In its first incarnation, the search was ambitious and democratic. How about open calls? Big tents, lots of interns running around with Polaroids and clipboards, snapping photos of the thousands who would doubtless show up to declare themselves, or their sisters, co-workers, boyfriends, or crush objects, the most beautiful people in New York. Then we’d go through the photos, and . . . Well, there was the flaw. Here at New York Magazine, we have no problem pointing you to a great restaurant or telling you which movie to see—but frankly, we were uncomfortable saying, “Beautiful. Not beautiful,” to a pile of Polaroids.
So we turned to experts. Which is to say, we cajoled and browbeat some of the city’s most astute aestheticians (photographers, fashion designers, artists, club owners) into suggesting people they saw every day who struck them as New York’s most beautiful. Some nominated with a motive, noble (my mother!) or not (my boss!). We allowed nepotism when it seemed justified, as it did in the case of Carolyn Benitez of Coffee Shop, who picked her own employees. A lot of our would-be nominees said no; the exercise smacked of the worst kind of superficiality. Getting people into the studio to be photographed required another round of cajoling, not always successful.
But others saw the idea behind the impulse even more clearly than we did. Thelma Golden, the curator of the Studio Museum in Harlem, got it right away; she found four people whose looks and spirits moved her, and who could only come together in the most international city in the world. Surprises came in daily; we got actors and models, naturally, but also a special-ed teacher, a fireman, a doorman, a Central Park saxophone player.
We took our initial democratic impulse and put it where it made sense: on the Web, where we solicited suggestions from readers. And while we got the usual narcissists and weirdos, there were also a lot of well-intentioned folks out there who wanted us to consider their personal favorite beauties.

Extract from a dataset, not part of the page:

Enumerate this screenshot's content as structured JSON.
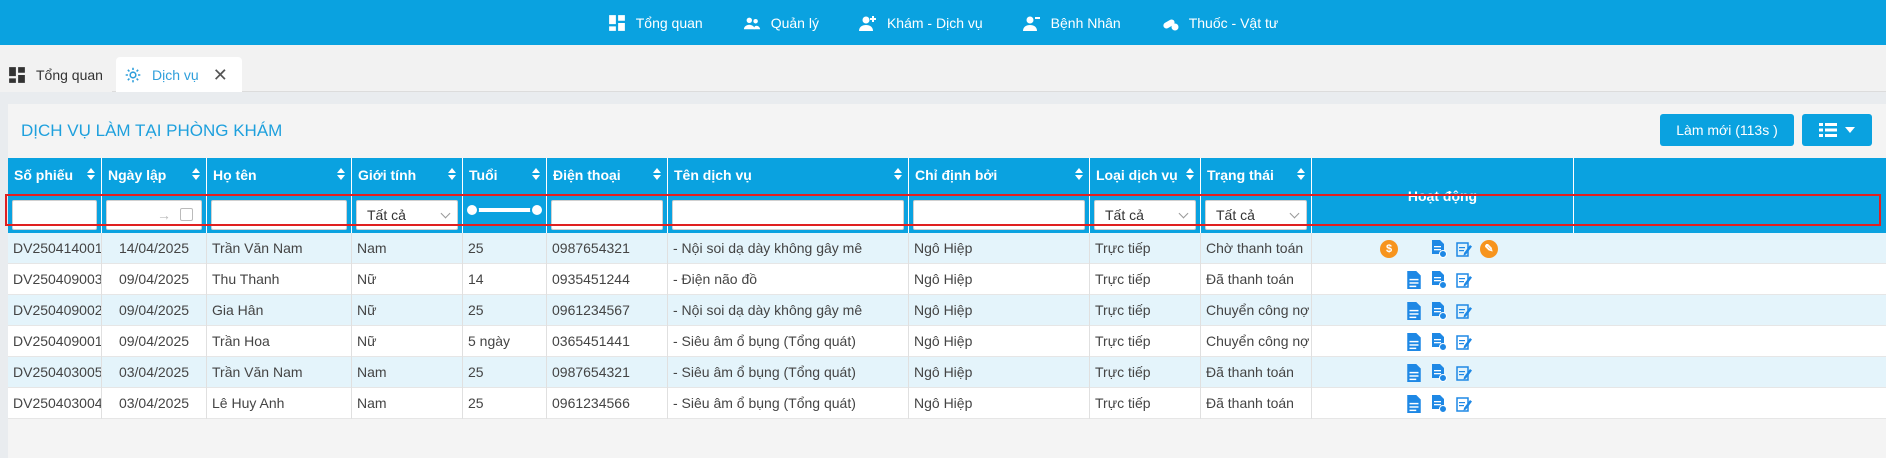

For the last part of the journey, we went out and searched—led, of course, by people who look at people for a living. We cased the restaurants with art producer Yvonne Force Villareal. We trolled Williamsburg and Coney Island, accompanied by the discerning eyes of Butterfly Boualaphanh and Christiana Tran, model agents from DNA Model Management. We cut a swath through a charity benefit and a pack of noisy, happy-hour Wall Streeters with Broadway casting agent extraordinaire Bernie Telsey, who charmed even the most reluctant cocktail drinker into putting down her gin and giving us a profile shot. We came back with dozens of photos—all New Yorkers, all beautiful. Which brought us back to the beginning of this project. What is New York beauty in 2005? Impossible to say. But a lot of fun to look for.